In New York, Everyman Espresso, an independent micro-chain with three locations in Manhattan and Brooklyn, is 100 percent focused on supporting hospital workers. Co-owner Sam Penix is a fixture at the company’s East Village location, which he has owned and managed since 2009 and worked at since 2007, eventually moving into an apartment just a few doors down from the space. Everyman, which had been practicing a kind of socially distanced takeout service model, fully closed on April 4, and Penix immediately pivoted into a new model under the moniker Fuel Frontlines.
Penix and a team of out-of-work couriers are bringing coffee to workers at hospitals across the city, documenting it all in a daily diary on Instagram. One recent delivery — to Beth Israel Hospital on the Lower East Side — included $2,000 worth of pre-brewed coffee and another $3,700 of breakfast foods and pastries. Each cardboard carafe of coffee is delivered adorned with a handwritten note from Penix and his team: “THANK YOU WOODHULL” for the Woodhull Medical Center in Bed-Stuy, or “WE [HEART] U LENOX” for the night shift workers at Lenox Hill Hospital.

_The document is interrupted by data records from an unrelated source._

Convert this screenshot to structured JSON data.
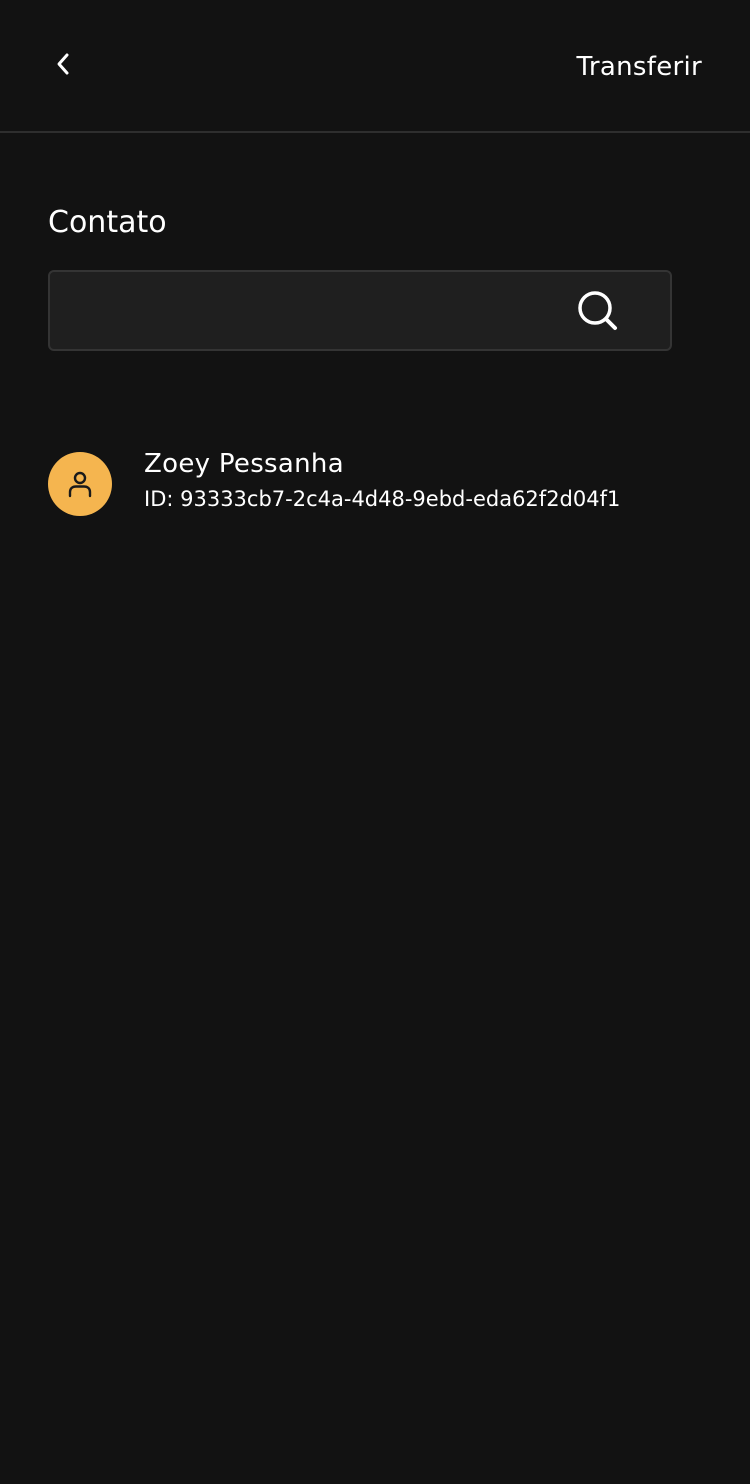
{
  "header": {
    "back_icon": "chevron-left-icon",
    "title": "Transferir"
  },
  "contact_section": {
    "label": "Contato",
    "search": {
      "value": "",
      "placeholder": "",
      "icon": "search-icon"
    }
  },
  "contacts": [
    {
      "name": "Zoey Pessanha",
      "id_text": "ID: 93333cb7-2c4a-4d48-9ebd-eda62f2d04f1",
      "avatar_icon": "user-icon",
      "avatar_color": "#f5b54f"
    }
  ],
  "colors": {
    "background": "#121212",
    "input_background": "#1f1f1f",
    "divider": "#2e2e2e",
    "text": "#ffffff",
    "accent": "#f5b54f"
  }
}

This work has a dual purpose: It sends much-needed coffee to hospital workers around New York City, and it keeps Everyman in business when normal cafe operations have ceased. By visiting Fuel Frontline’s website, supporters anywhere in the world can donate to provide coffee to essential workers in denominations ranging from $25 to $1,000. This in turn keeps Penix working under the Everyman flag, allowing him to continue ordering and brewing coffee in partnership with the company’s longtime roasting collaborators Counter Culture Coffee. As far as coronavirus-era corporate pivots go, this one could make or break Everyman Espresso’s ability to reopen once the world returns to the new normal.
Everyman Espresso and Go Get Em Tiger are just two of dozens of brands around the country — indeed, around the world — working overtime to bring coffee and support to hospital workers, along with chefs and chef-driven organizations doing the very same. This speaks to the wider utility of coffee, the idea that it’s something we all need to power through when shit gets rough. In this powering through, there’s hope for the long-term health of the coffee industry; it’s capable of making a crucial place for itself in even the worst times.
Coffee entrepreneurs are also starting to launch Kickstarters for their new projects, after a near-total shutdown of such efforts during the month of March (an astonishing rarity in a crowdfund-happy industry). Where I live, in Portland, Oregon, there are at least two exciting rebrands: Reforma Roasters, the new roasting identity from Angel Medina (formerly Kiosko Coffee) and Cafe Reina (formerly the Arrow Coffeehouse), whose founder Erica Escalante has renamed the company and installed walk-up buzzer service to better manage social distancing.
On April 16, a package arrived at my home from a new coffee company called Taika, the brainchild of Kalle Freese. Freese was the creator of Sudden Coffee, a San Francisco brand (and Y Combinator graduate) largely responsible for kicking off the specialty instant coffee micro boom. He exited Sudden a few years ago and is choosing this moment to launch Taika, a blend of cold brewed coffee with a range of adaptogens, “functional mushrooms,” and herbal additives like lion’s mane and cordyceps. The coffee was delivered cold-chilled to my door and Freese promises two-hour delivery for users in San Francisco, LA, and New York City. Their brand slogan — “Want to accentuate reality? Ask us how” — is a bit of an eye roll now, but the product is beautiful, and the coffee is clean and easy to drink. (You can hardly taste the ashwagandha.)
Freese acknowledges this is a strange time to be launching a company, but Taika has been working on roll-out for half a year, so why not now? The world won’t wait. “We have to launch sometime,” he tells me. “People are still drinking coffee.”